The three-time world champion told Slovakian TV that he was feeling the hard effort from last weekend’s Paris-Roubaix.
“It wasn’t important to fight for 40th or 50th, so I pulled out,” Sagan told RTVS. “Last week was very difficult and when you look at the other riders who started Paris-Roubaix, none of them were at the front today.”
Sunday’s rare abandon for Sagan in a one-day race is the latest in what’s been an uneven spring campaign for the Slovakian superstar.
Promising results of fourth at Milano-Sanremo and fifth at Paris-Roubaix don’t tell the full story. Sagan has admittedly been off his best this spring. And while two near-podiums in the important monument season might be good enough for most, for a rider as successful and consistent as Sagan, his spate of uneven performances is leaving more question marks than answers.
Sagan fell ill this spring during his preparations, but everyone inside Bora-Hansgrohe was confident he would be at full strength in time for the important northern classics period. A fourth at Milano-Sanremo seemed a good indication things were on the right foot.

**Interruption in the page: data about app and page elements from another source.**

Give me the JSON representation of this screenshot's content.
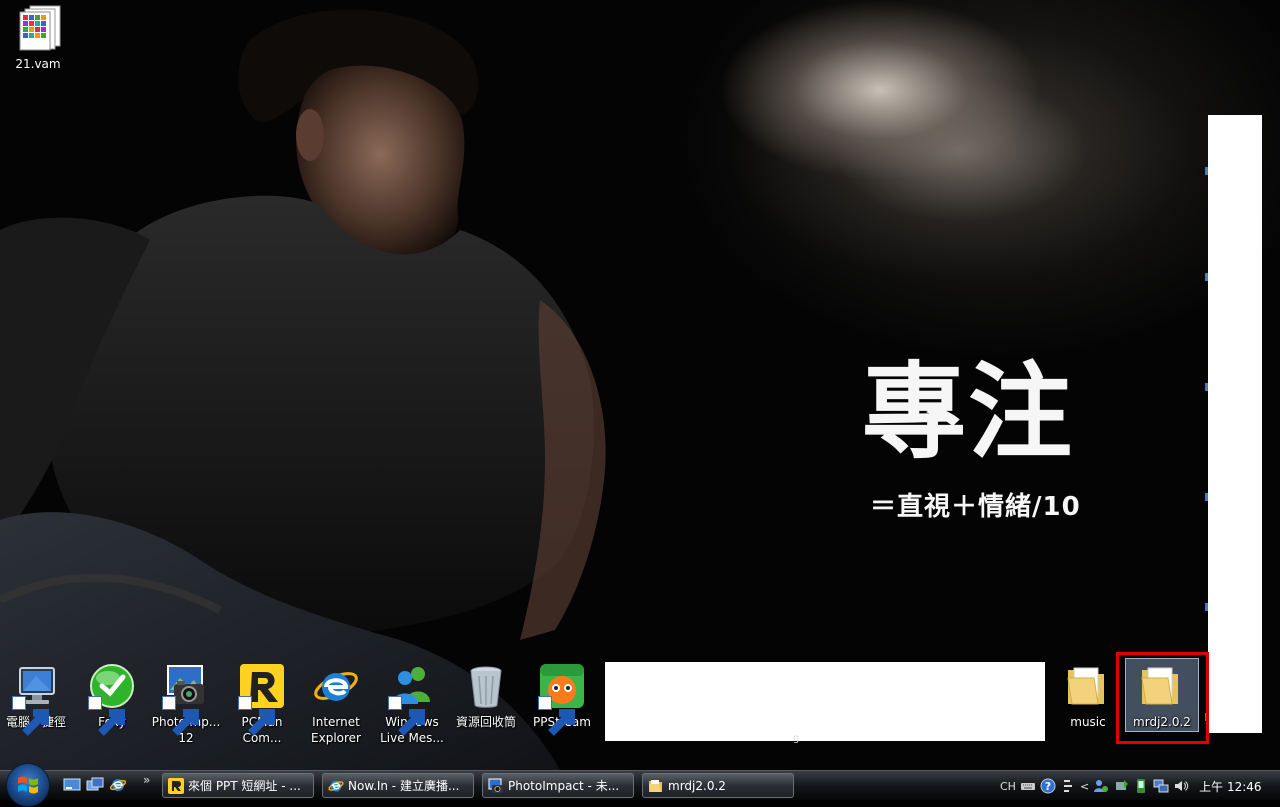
{
  "wallpaper": {
    "slogan_big": "專注",
    "slogan_small": "＝直視＋情緒/10",
    "under_text": "g"
  },
  "desktop": {
    "icons": [
      {
        "label": "21.vam",
        "icon": "vam-file-icon",
        "shortcut": false
      },
      {
        "label": "電腦 - 捷徑",
        "icon": "computer-icon",
        "shortcut": true
      },
      {
        "label": "Foxy",
        "icon": "foxy-icon",
        "shortcut": true
      },
      {
        "label": "PhotoImp... 12",
        "icon": "photoimpact-icon",
        "shortcut": true
      },
      {
        "label": "PCMan Com...",
        "icon": "pcman-icon",
        "shortcut": true
      },
      {
        "label": "Internet Explorer",
        "icon": "internet-explorer-icon",
        "shortcut": false
      },
      {
        "label": "Windows Live Mes...",
        "icon": "messenger-icon",
        "shortcut": true
      },
      {
        "label": "資源回收筒",
        "icon": "recycle-bin-icon",
        "shortcut": false
      },
      {
        "label": "PPStream",
        "icon": "ppstream-icon",
        "shortcut": true
      },
      {
        "label": "music",
        "icon": "folder-icon",
        "shortcut": false
      },
      {
        "label": "mrdj2.0.2",
        "icon": "folder-icon",
        "shortcut": false,
        "selected": true
      }
    ]
  },
  "taskbar": {
    "quicklaunch_more": "»",
    "tasks": [
      {
        "label": "來個 PPT 短網址 - ...",
        "icon": "ppt-url-icon"
      },
      {
        "label": "Now.In - 建立廣播...",
        "icon": "internet-explorer-icon"
      },
      {
        "label": "PhotoImpact - 未...",
        "icon": "photoimpact-icon"
      },
      {
        "label": "mrdj2.0.2",
        "icon": "folder-icon"
      }
    ],
    "tray": {
      "language": "CH",
      "chevron": "<",
      "clock": "上午 12:46"
    }
  },
  "colors": {
    "highlight": "#e00000",
    "folder": "#f2d27a",
    "taskbar": "#15171a"
  }
}
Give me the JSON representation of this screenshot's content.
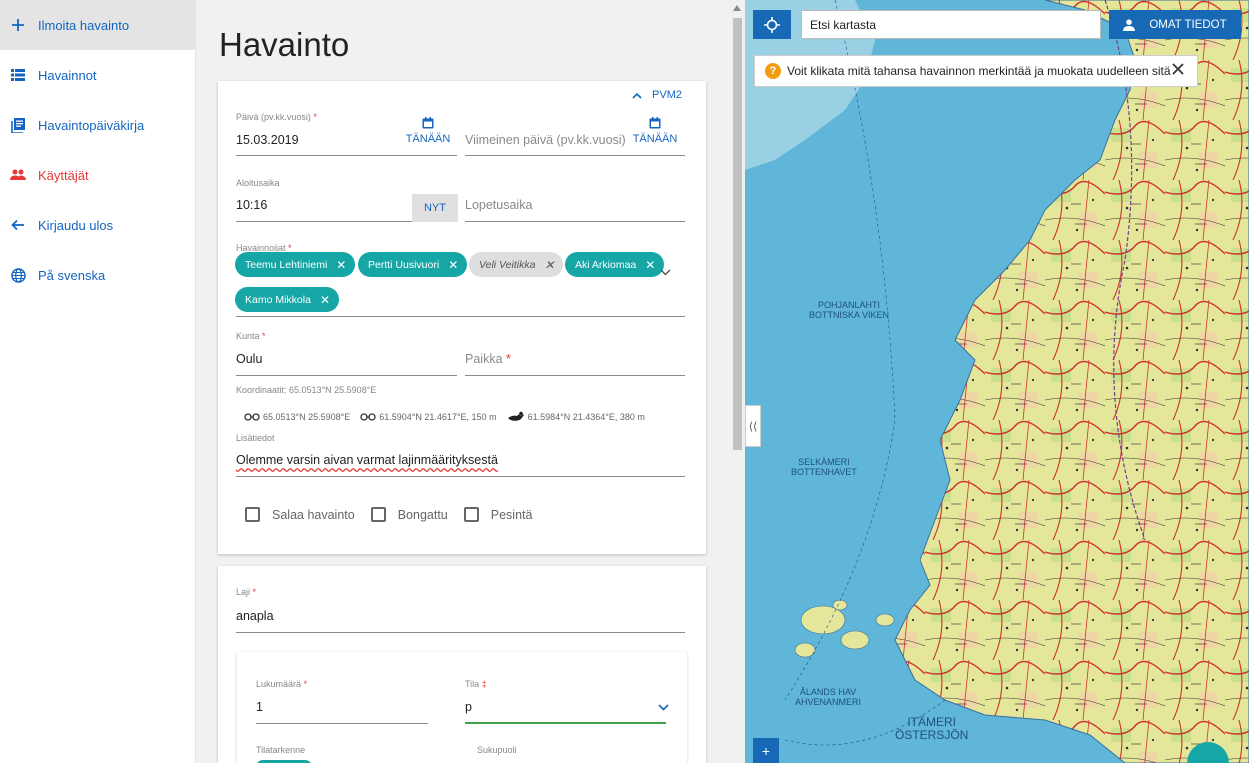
{
  "sidebar": {
    "items": [
      {
        "label": "Ilmoita havainto",
        "icon": "plus-icon"
      },
      {
        "label": "Havainnot",
        "icon": "list-icon"
      },
      {
        "label": "Havaintopäiväkirja",
        "icon": "book-icon"
      },
      {
        "label": "Käyttäjät",
        "icon": "users-icon"
      },
      {
        "label": "Kirjaudu ulos",
        "icon": "arrow-left-icon"
      },
      {
        "label": "På svenska",
        "icon": "globe-icon"
      }
    ]
  },
  "page": {
    "title": "Havainto"
  },
  "date_card": {
    "pvm2_label": "PVM2",
    "date_label": "Päivä (pv.kk.vuosi)",
    "date_value": "15.03.2019",
    "today_label": "TÄNÄÄN",
    "last_date_placeholder": "Viimeinen päivä (pv.kk.vuosi)",
    "today_label_2": "TÄNÄÄN",
    "start_time_label": "Aloitusaika",
    "start_time_value": "10:16",
    "now_label": "NYT",
    "end_time_placeholder": "Lopetusaika",
    "observers_label": "Havainnoijat",
    "observers": [
      {
        "name": "Teemu Lehtiniemi",
        "active": true
      },
      {
        "name": "Pertti Uusivuori",
        "active": true
      },
      {
        "name": "Veli Veitikka",
        "active": false
      },
      {
        "name": "Aki Arkiomaa",
        "active": true
      },
      {
        "name": "Kamo Mikkola",
        "active": true
      }
    ],
    "municipality_label": "Kunta",
    "municipality_value": "Oulu",
    "place_placeholder": "Paikka",
    "coordinates_label": "Koordinaatit: 65.0513°N 25.5908°E",
    "coord_entries": [
      "65.0513°N 25.5908°E",
      "61.5904°N 21.4617°E, 150 m",
      "61.5984°N 21.4364°E, 380 m"
    ],
    "notes_label": "Lisätiedot",
    "notes_value": "Olemme varsin aivan varmat lajinmäärityksestä",
    "checkboxes": [
      "Salaa havainto",
      "Bongattu",
      "Pesintä"
    ]
  },
  "species_card": {
    "species_label": "Laji",
    "species_value": "anapla",
    "count_label": "Lukumäärä",
    "count_value": "1",
    "state_label": "Tila",
    "state_req_mark": "‡",
    "state_value": "p",
    "state_detail_label": "Tilatarkenne",
    "sex_label": "Sukupuoli"
  },
  "map": {
    "search_placeholder": "Etsi kartasta",
    "my_info_label": "OMAT TIEDOT",
    "tip_text": "Voit klikata mitä tahansa havainnon merkintää ja muokata uudelleen sitä",
    "zoom_in": "+",
    "collapse_label": "⟨⟨",
    "sea_labels": {
      "gulf_bothnia": "POHJANLAHTI\nBOTTNISKA VIKEN",
      "selkameri": "SELKÄMERI\nBOTTENHAVET",
      "ahvenanmeri": "AHVENANMERI\nÅLANDS HAV",
      "itameri": "ITÄMERI\nÖSTERSJÖN"
    }
  },
  "colors": {
    "accent": "#1565c0",
    "teal": "#17a6a6",
    "map_blue": "#1769b5",
    "danger": "#e53935"
  }
}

Sagan was in the mix at Gent-Wevelgem in an early breakaway, and suffered a mechanical at E3 Binckbank Classic, but he was clearly missing his explosive best at Tour of Flanders. Though he finished 11th in the front chase group, he was lacking his trademark sparkle on bergs.
“I am not like I was three years ago,” Sagan said after Flanders. “I’m not 100 percent like years before, but every year is different, and I have to just accept it.”

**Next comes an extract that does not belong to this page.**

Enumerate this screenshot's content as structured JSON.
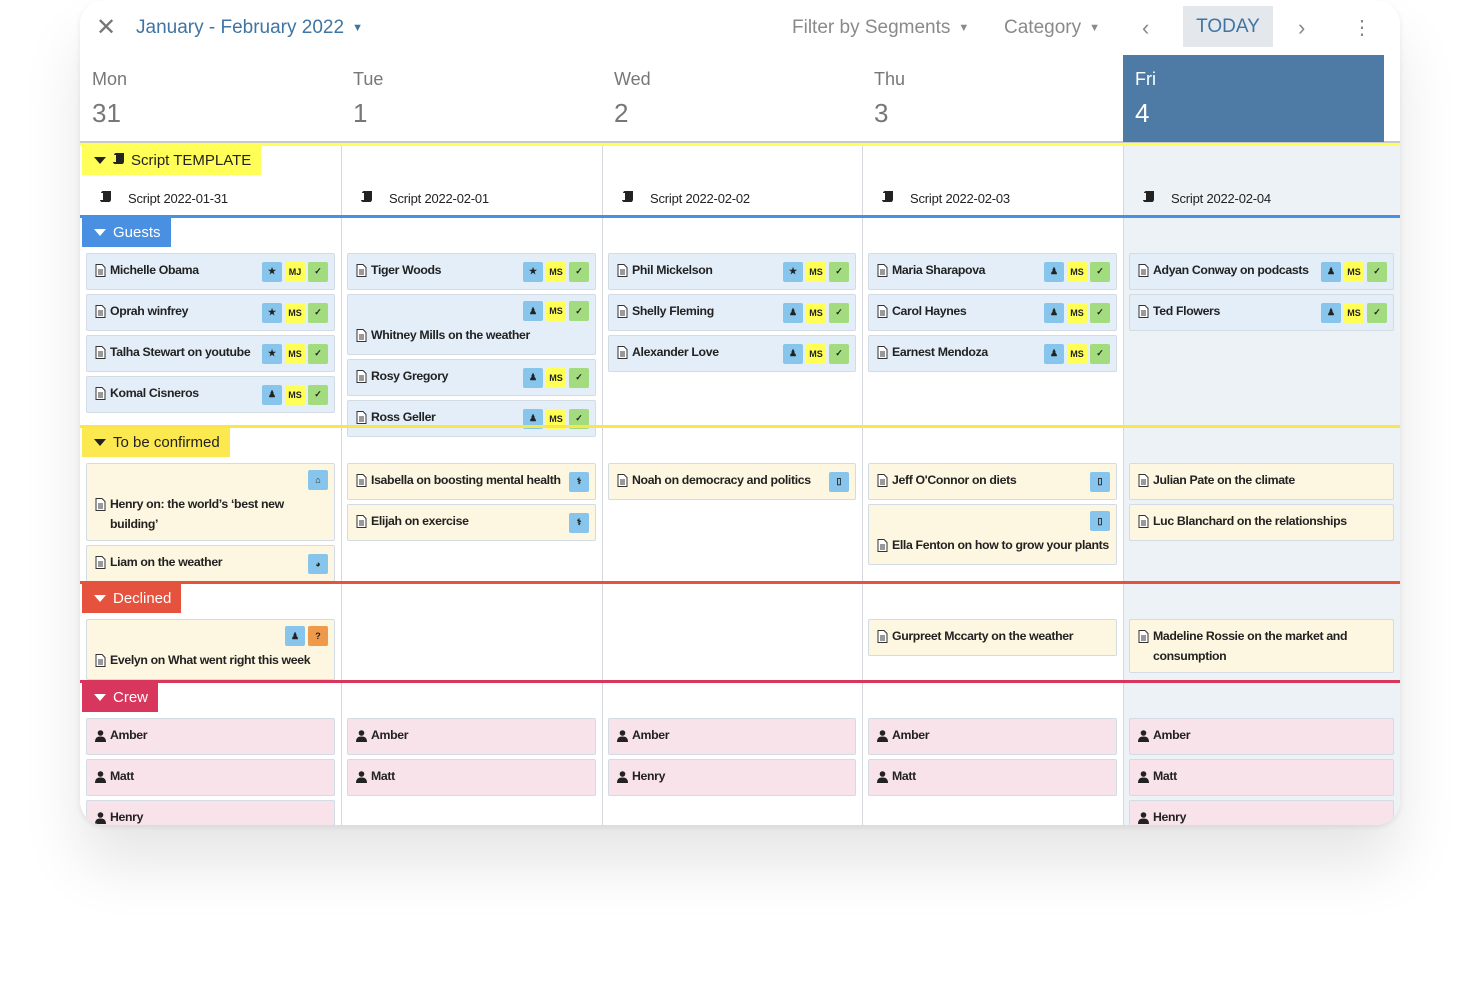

Just as fast, things were looking up at Paris-Roubaix when he barreled into the front group as defending champion, but he could not follow the explosive pace of eventual winner Philippe Gilbert (Deceuninck-Quick-Step) on the Carrefour de l’Arbre.
Sagan started Sunday as the team leader, but it was Max Schachman who saved the day for Bora-Hansgrohe with fifth.

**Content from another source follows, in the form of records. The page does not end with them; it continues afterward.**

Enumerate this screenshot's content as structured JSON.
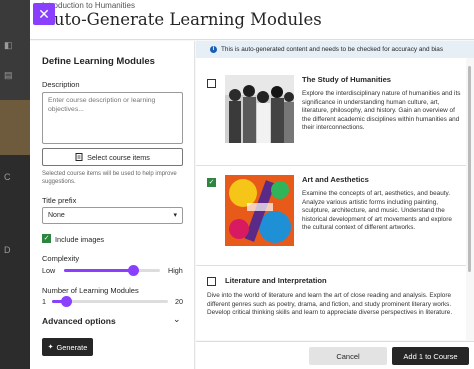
{
  "header": {
    "breadcrumb": "Introduction to Humanities",
    "title": "Auto-Generate Learning Modules",
    "close_icon": "close-icon"
  },
  "define": {
    "heading": "Define Learning Modules",
    "description_label": "Description",
    "description_placeholder": "Enter course description or learning objectives...",
    "select_items_label": "Select course items",
    "select_items_help": "Selected course items will be used to help improve suggestions.",
    "title_prefix_label": "Title prefix",
    "title_prefix_value": "None",
    "include_images_label": "Include images",
    "include_images_checked": true,
    "complexity_label": "Complexity",
    "complexity_low": "Low",
    "complexity_high": "High",
    "complexity_level": 0.72,
    "modules_label": "Number of Learning Modules",
    "modules_min": "1",
    "modules_max": "20",
    "modules_level": 0.12,
    "advanced_label": "Advanced options",
    "generate_label": "Generate"
  },
  "notice": {
    "text": "This is auto-generated content and needs to be checked for accuracy and bias",
    "icon": "info-icon"
  },
  "modules": [
    {
      "title": "The Study of Humanities",
      "description": "Explore the interdisciplinary nature of humanities and its significance in understanding human culture, art, literature, philosophy, and history. Gain an overview of the different academic disciplines within humanities and their interconnections.",
      "checked": false
    },
    {
      "title": "Art and Aesthetics",
      "description": "Examine the concepts of art, aesthetics, and beauty. Analyze various artistic forms including painting, sculpture, architecture, and music. Understand the historical development of art movements and explore the cultural context of different artworks.",
      "checked": true
    },
    {
      "title": "Literature and Interpretation",
      "description": "Dive into the world of literature and learn the art of close reading and analysis. Explore different genres such as poetry, drama, and fiction, and study prominent literary works. Develop critical thinking skills and learn to appreciate diverse perspectives in literature.",
      "checked": false
    }
  ],
  "footer": {
    "cancel_label": "Cancel",
    "add_label": "Add 1 to Course"
  },
  "colors": {
    "accent": "#8a3ffc",
    "checked_green": "#2e8540",
    "dark_button": "#262626",
    "notice_bg": "#e6eef6"
  }
}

“Peter wasn’t able to follow on the hard climbs, but Maximilian was very strong in the finale,” said Bora-Hansgrohe sport director Enrico Poitschke. “It wasn’t what we were aiming, and we wanted to go for the win with Peter. But still, overall, we can be satisfied with the performance of our young riders. We look forward to the upcoming races and we are sure Peter will come back.”
Sagan is expected to race Liège-Bastogne-Liège next weekend, and possibly Flèche Wallonne on Wednesday. A route change in the Liège finale is tempting Sagan to race the Ardennes monument for the first time of his career. A big result Sunday will put everything back into place on Planet Sagan.
When asked about pressure before Paris-Roubaix two weeks ago, Sagan was philosophical about his spring campaign.
“Always the same questions, what is pressure?” Sagan said. “You cannot change anything. We are going to race, and we are going to do our best, then what happens, will happen. What more can you do?”